• _REQUIRED ACTION_
Please state the number of lines in the records below that contain the string "SBOYS", and nothing further.

• _MATERIAL FOR THIS EXERCISE_

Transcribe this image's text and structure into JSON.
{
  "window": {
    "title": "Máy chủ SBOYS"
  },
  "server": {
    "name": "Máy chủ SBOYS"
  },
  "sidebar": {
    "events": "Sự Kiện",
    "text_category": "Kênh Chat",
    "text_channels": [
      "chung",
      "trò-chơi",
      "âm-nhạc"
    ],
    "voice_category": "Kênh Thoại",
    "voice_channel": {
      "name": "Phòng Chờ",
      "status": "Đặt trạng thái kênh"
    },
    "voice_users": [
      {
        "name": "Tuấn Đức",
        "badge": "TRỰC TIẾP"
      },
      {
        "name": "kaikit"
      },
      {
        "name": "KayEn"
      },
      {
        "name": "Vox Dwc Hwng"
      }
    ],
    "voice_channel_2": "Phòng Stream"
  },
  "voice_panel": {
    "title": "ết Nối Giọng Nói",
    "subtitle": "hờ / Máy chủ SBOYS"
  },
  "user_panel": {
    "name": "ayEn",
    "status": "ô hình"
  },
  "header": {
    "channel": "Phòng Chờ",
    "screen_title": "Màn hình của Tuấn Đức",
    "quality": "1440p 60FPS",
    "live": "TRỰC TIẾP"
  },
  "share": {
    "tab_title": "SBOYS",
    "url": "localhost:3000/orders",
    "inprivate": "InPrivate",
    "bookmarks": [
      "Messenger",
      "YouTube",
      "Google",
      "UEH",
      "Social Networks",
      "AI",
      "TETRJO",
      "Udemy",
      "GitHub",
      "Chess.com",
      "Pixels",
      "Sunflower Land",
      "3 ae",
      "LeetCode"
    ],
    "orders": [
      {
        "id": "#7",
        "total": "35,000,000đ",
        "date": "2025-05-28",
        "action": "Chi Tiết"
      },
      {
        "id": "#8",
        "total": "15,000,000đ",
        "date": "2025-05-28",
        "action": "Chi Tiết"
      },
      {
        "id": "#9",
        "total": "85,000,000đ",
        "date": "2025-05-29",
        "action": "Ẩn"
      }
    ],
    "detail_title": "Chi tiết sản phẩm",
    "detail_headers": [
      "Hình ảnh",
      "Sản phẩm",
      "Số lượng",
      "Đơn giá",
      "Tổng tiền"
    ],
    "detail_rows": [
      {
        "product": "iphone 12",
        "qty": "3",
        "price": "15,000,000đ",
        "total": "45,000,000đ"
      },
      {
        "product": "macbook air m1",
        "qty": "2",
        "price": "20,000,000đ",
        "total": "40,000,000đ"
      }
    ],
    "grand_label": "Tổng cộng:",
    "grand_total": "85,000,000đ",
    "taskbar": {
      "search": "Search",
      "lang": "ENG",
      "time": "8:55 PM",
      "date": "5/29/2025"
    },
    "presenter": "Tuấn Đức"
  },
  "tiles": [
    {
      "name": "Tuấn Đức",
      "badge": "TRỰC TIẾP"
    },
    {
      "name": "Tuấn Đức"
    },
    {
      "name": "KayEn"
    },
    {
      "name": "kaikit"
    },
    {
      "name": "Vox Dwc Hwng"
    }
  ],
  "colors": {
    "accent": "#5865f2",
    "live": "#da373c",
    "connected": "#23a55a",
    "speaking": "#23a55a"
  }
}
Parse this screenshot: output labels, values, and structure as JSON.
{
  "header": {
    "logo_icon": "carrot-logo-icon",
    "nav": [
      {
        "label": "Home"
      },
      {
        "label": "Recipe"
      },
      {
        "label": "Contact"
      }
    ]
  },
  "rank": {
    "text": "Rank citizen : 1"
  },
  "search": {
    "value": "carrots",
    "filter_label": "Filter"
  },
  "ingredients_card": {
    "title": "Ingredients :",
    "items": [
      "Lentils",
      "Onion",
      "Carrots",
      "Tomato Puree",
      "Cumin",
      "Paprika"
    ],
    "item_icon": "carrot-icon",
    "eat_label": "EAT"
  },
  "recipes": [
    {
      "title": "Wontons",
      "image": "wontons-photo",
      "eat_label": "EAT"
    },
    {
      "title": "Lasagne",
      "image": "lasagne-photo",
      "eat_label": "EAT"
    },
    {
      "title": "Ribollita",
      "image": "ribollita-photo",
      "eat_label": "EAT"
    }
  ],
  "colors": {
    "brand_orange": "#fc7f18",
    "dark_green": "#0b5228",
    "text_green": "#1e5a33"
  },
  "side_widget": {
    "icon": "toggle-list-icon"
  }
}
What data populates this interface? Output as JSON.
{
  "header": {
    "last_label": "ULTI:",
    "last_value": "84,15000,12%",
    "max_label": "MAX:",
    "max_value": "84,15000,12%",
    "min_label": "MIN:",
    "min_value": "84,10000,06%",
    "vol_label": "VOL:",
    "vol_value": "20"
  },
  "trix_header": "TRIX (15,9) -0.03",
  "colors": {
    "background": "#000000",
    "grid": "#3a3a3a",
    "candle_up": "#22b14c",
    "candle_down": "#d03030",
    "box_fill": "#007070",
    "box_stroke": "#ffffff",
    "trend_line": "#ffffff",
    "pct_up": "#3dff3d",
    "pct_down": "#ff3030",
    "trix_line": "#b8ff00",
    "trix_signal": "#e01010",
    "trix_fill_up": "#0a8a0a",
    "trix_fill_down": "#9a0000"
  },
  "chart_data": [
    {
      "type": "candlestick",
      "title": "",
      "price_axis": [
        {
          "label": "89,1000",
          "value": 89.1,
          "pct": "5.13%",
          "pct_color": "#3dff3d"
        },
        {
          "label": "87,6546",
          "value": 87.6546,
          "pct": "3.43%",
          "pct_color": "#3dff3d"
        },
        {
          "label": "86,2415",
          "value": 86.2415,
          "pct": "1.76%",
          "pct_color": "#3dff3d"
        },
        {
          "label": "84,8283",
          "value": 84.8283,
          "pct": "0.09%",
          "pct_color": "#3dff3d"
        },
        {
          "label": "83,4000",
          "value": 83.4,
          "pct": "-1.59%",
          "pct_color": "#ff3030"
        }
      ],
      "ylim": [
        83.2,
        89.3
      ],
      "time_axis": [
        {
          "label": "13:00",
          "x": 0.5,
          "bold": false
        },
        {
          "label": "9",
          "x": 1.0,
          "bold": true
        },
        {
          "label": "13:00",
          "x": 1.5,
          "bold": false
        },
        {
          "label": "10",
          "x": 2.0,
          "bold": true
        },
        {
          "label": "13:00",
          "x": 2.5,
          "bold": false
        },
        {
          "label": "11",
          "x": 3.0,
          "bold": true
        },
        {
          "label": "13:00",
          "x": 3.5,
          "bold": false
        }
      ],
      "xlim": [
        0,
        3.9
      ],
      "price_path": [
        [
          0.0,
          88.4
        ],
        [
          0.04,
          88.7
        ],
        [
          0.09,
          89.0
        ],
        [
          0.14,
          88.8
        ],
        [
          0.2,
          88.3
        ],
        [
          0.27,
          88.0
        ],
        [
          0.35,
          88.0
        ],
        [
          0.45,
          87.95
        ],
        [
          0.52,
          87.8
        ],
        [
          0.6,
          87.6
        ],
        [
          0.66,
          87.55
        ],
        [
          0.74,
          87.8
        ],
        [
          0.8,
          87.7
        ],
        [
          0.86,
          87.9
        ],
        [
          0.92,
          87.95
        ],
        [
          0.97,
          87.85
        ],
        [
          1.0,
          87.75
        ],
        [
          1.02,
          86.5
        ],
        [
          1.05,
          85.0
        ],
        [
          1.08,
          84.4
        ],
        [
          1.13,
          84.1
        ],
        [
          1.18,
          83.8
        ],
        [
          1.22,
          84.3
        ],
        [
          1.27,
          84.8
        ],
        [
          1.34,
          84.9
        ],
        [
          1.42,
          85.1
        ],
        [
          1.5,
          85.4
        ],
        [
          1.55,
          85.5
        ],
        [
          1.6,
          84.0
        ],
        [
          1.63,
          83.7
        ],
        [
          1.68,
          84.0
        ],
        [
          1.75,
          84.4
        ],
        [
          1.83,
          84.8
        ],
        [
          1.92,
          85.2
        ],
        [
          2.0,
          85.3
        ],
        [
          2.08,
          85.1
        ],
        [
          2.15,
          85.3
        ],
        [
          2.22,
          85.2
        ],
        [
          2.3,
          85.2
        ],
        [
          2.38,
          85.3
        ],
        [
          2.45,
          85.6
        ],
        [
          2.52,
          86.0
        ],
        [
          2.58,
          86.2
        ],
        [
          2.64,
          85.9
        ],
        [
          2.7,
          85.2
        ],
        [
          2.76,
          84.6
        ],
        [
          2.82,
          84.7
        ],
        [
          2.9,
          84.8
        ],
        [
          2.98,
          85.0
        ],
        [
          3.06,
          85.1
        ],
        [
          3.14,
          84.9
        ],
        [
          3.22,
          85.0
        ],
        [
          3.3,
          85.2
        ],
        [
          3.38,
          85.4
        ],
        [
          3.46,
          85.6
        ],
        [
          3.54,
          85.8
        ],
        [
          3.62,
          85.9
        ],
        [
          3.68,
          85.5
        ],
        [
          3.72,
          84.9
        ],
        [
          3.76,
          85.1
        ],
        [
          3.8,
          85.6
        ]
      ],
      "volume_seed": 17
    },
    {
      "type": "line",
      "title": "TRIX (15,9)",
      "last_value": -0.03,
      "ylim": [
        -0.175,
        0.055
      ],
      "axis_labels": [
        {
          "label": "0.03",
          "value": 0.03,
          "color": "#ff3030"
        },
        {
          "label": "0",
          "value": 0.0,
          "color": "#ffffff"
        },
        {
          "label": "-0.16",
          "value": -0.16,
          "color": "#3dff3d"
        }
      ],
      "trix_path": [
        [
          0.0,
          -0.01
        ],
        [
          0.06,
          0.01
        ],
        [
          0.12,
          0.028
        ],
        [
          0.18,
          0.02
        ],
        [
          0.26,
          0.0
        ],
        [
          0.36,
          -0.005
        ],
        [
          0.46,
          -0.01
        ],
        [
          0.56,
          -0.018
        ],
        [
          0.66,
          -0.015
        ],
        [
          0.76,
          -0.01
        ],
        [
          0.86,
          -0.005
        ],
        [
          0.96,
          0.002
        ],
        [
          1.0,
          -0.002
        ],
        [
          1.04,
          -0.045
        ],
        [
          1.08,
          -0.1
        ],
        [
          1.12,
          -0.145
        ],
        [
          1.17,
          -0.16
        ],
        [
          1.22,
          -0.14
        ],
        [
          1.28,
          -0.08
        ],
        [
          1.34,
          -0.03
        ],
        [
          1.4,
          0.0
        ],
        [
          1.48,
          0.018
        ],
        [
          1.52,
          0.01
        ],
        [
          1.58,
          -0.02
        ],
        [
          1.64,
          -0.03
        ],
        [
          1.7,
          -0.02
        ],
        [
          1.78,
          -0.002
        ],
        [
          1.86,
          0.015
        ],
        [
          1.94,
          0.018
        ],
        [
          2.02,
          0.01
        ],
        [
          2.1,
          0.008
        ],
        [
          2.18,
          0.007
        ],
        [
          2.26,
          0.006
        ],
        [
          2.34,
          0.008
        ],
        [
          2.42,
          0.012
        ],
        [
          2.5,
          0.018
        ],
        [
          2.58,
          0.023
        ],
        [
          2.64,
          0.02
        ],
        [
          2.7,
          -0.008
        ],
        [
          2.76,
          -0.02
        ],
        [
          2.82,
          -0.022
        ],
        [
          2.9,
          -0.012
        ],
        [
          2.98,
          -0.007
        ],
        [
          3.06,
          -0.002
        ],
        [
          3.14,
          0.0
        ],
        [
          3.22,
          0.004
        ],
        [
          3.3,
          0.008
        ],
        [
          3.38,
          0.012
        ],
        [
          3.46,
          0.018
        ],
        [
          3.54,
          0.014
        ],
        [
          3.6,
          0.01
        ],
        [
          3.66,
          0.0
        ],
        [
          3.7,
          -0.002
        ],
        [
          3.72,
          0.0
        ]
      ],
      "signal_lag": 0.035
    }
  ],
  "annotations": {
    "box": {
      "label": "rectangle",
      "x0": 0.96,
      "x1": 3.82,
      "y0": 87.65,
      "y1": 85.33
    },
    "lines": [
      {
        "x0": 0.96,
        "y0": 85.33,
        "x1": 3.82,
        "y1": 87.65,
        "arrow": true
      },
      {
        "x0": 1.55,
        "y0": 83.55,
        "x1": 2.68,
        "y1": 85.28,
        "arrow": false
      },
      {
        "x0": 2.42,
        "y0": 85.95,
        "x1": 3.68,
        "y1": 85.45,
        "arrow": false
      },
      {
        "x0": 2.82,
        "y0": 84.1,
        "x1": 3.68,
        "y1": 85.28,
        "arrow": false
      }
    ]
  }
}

• _YOUR RESPONSE_
4